* _The problem_:
Your response should reproduce every line of the entries that contains the word "this".

═════ Given entries ═════

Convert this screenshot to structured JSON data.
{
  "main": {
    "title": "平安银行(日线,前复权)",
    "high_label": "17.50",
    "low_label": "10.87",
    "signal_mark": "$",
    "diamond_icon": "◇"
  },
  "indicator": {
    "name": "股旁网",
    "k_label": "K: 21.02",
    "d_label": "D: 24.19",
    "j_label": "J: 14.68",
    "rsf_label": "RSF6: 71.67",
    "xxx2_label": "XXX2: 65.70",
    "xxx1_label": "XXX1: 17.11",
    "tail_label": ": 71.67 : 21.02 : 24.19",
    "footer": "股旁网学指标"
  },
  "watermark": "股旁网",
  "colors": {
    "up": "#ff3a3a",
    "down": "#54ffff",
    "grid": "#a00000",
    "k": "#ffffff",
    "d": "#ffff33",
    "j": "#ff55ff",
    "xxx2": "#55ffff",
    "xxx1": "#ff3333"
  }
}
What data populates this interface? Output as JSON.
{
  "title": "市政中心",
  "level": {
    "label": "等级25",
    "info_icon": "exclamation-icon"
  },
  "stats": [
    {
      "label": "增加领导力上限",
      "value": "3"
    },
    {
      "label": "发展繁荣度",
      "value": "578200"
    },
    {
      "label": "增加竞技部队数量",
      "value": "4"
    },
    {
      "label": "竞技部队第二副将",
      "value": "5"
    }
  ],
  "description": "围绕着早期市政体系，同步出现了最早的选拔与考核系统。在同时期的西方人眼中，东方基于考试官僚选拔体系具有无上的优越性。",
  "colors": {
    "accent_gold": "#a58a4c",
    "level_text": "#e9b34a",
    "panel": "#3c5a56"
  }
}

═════

* _Problem solution_:
Convert this screenshot to structured JSON data.
What data populates this interface? Output as JSON.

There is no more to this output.